* _What to do_:
The answer is the set of lines that include "Mağazası", copied from the data below.
------------------------------------------------------------
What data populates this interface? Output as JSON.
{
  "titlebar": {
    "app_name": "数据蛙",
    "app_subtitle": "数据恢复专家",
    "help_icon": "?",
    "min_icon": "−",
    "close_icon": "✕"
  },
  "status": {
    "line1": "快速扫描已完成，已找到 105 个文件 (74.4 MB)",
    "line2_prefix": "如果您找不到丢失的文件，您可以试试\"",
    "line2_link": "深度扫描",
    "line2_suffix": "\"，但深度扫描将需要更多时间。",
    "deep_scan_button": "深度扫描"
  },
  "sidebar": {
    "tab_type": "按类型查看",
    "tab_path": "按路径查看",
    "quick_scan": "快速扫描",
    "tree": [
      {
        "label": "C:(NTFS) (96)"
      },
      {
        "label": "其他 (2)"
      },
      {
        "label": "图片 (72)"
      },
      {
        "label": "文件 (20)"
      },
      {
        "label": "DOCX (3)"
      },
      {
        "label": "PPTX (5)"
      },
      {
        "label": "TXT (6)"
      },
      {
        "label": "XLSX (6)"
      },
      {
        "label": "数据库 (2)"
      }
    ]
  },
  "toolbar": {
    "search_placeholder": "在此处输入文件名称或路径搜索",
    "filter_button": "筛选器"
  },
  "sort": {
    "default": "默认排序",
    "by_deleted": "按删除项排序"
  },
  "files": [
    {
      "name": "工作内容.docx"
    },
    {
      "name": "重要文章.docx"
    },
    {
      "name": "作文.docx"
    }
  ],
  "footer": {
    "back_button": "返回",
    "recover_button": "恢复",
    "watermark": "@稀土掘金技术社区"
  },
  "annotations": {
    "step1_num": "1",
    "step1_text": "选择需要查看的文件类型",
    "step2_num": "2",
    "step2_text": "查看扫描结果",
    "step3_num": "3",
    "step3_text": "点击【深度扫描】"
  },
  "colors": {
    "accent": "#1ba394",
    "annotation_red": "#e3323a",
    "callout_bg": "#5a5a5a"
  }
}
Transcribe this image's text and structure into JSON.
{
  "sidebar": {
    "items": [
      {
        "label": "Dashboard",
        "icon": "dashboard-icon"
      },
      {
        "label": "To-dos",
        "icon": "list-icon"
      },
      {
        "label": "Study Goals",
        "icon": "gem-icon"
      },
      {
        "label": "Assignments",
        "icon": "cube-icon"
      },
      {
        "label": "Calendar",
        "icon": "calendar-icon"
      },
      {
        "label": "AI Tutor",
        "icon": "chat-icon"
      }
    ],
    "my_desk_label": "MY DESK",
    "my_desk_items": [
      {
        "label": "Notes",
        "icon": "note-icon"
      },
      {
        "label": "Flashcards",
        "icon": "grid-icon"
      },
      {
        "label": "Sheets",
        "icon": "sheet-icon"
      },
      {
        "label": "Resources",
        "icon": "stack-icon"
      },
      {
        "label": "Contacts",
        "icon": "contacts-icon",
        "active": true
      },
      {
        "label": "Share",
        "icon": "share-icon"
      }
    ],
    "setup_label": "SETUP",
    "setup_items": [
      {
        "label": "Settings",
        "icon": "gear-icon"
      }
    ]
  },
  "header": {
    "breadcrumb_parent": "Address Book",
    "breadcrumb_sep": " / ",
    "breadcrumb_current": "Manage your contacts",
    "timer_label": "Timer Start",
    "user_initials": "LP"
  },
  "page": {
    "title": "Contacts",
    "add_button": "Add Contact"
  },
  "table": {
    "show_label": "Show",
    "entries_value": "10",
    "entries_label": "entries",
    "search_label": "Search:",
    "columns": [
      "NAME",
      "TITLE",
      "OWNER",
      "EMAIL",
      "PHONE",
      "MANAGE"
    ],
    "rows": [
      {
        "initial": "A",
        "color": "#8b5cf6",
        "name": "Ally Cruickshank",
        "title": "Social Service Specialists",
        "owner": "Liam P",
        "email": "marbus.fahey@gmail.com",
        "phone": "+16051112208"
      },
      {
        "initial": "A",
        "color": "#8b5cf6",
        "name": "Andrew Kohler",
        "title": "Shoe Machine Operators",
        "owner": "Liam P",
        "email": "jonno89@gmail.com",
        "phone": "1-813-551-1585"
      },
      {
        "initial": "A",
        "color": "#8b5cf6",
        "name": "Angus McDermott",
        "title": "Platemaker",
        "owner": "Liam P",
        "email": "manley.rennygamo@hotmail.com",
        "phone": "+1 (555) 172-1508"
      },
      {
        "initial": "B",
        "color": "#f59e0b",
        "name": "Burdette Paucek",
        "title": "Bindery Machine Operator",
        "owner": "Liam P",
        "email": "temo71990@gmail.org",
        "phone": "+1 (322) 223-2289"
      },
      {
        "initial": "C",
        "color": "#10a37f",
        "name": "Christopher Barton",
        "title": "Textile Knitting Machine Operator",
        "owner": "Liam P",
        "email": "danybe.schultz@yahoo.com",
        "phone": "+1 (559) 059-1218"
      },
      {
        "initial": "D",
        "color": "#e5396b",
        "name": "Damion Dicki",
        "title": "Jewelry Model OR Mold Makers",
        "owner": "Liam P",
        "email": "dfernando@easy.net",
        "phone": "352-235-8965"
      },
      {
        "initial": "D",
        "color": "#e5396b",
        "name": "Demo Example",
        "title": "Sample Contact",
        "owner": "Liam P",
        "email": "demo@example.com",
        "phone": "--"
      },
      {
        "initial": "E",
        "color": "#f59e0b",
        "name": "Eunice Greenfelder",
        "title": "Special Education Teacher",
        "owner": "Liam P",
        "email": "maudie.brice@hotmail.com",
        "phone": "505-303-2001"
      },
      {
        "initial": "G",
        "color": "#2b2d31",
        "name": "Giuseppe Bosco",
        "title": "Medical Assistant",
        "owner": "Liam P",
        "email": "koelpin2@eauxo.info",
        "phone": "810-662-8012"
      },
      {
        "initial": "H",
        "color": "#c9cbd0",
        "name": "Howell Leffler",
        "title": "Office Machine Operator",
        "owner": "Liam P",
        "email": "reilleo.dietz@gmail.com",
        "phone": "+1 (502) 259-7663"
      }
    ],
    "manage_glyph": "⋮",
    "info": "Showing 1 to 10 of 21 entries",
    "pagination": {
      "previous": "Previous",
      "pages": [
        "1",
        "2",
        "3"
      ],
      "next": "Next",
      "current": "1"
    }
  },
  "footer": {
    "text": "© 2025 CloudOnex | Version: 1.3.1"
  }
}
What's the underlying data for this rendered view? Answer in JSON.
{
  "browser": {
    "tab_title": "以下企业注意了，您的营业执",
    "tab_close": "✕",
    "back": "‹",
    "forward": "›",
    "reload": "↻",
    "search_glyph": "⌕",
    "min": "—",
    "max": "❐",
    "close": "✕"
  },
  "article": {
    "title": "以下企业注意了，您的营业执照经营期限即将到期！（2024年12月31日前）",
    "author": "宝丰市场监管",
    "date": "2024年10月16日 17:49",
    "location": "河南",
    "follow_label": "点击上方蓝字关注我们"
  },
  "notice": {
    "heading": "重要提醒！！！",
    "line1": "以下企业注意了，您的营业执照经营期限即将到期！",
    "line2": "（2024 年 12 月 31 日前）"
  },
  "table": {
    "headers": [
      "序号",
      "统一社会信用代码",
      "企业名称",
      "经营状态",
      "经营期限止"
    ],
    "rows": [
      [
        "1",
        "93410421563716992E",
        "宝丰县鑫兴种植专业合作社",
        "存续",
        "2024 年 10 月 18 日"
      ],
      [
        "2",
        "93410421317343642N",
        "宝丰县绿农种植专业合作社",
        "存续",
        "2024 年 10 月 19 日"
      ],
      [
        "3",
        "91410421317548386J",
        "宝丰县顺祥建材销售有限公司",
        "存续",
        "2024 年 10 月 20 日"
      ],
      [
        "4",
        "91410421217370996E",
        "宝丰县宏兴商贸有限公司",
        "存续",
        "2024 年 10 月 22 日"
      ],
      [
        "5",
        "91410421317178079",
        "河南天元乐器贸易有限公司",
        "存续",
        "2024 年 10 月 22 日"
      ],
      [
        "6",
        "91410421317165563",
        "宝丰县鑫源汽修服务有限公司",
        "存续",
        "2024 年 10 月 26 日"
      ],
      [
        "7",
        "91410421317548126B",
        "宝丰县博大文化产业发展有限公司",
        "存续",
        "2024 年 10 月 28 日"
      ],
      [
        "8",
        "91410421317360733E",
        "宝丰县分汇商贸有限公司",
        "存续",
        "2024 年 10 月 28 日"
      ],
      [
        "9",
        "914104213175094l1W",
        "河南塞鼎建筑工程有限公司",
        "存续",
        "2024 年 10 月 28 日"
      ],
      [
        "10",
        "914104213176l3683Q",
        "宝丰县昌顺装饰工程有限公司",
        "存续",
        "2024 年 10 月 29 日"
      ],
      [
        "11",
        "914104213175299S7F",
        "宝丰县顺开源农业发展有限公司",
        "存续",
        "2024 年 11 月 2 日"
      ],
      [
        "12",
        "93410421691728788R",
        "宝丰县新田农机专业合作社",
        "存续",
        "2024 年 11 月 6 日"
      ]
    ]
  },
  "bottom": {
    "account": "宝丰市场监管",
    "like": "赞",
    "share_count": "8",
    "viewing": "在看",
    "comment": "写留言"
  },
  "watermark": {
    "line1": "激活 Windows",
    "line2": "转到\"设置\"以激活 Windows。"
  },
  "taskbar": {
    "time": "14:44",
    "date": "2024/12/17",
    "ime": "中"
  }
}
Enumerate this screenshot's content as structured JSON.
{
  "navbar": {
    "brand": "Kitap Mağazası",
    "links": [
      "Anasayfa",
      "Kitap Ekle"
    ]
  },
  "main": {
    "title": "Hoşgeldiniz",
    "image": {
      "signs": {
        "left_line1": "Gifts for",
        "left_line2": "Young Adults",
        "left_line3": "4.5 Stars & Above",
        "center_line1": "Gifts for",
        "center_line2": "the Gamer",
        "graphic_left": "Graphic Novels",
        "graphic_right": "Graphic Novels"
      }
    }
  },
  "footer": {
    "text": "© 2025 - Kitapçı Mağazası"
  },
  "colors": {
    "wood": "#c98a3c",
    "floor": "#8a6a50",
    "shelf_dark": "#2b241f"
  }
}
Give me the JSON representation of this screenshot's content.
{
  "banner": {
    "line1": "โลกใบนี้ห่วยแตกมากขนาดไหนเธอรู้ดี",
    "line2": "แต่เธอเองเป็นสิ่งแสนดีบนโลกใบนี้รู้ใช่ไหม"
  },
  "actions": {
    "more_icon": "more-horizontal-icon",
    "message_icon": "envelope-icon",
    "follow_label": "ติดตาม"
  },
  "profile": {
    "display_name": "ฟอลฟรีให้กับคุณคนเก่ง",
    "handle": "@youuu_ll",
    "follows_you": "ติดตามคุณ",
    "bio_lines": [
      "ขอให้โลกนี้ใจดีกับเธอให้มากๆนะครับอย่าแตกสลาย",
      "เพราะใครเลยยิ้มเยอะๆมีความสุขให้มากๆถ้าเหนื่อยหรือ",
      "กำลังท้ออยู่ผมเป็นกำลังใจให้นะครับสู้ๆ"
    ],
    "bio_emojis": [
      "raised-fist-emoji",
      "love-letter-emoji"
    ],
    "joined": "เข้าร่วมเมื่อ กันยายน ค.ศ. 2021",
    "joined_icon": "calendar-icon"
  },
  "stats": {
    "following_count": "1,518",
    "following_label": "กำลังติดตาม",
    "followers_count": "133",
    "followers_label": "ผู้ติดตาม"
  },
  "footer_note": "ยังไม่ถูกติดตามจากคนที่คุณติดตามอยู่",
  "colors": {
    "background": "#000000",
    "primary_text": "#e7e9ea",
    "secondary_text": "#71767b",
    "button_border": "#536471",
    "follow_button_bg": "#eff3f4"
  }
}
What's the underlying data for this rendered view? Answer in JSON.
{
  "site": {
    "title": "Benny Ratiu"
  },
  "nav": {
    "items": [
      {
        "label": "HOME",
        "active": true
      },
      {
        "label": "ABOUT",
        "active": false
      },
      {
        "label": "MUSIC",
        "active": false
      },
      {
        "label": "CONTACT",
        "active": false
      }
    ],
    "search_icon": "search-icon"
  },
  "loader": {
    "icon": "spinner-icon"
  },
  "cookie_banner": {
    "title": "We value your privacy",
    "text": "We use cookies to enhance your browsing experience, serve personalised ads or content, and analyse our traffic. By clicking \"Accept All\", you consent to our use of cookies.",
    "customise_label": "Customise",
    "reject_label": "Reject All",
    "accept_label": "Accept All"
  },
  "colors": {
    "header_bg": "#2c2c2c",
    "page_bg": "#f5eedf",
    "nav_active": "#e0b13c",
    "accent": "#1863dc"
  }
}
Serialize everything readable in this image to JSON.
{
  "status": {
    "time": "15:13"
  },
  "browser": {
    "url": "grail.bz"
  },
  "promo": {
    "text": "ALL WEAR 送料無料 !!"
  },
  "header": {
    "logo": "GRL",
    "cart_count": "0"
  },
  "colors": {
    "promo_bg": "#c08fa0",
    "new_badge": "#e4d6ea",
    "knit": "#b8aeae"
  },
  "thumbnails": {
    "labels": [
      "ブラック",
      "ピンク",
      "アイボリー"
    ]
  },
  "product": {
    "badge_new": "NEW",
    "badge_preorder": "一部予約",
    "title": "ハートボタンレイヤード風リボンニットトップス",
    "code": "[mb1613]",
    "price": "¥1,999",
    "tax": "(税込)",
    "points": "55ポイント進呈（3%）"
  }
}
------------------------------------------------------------
* _Response_:
    "brand": "Kitap Mağazası",
    "text": "© 2025 - Kitapçı Mağazası"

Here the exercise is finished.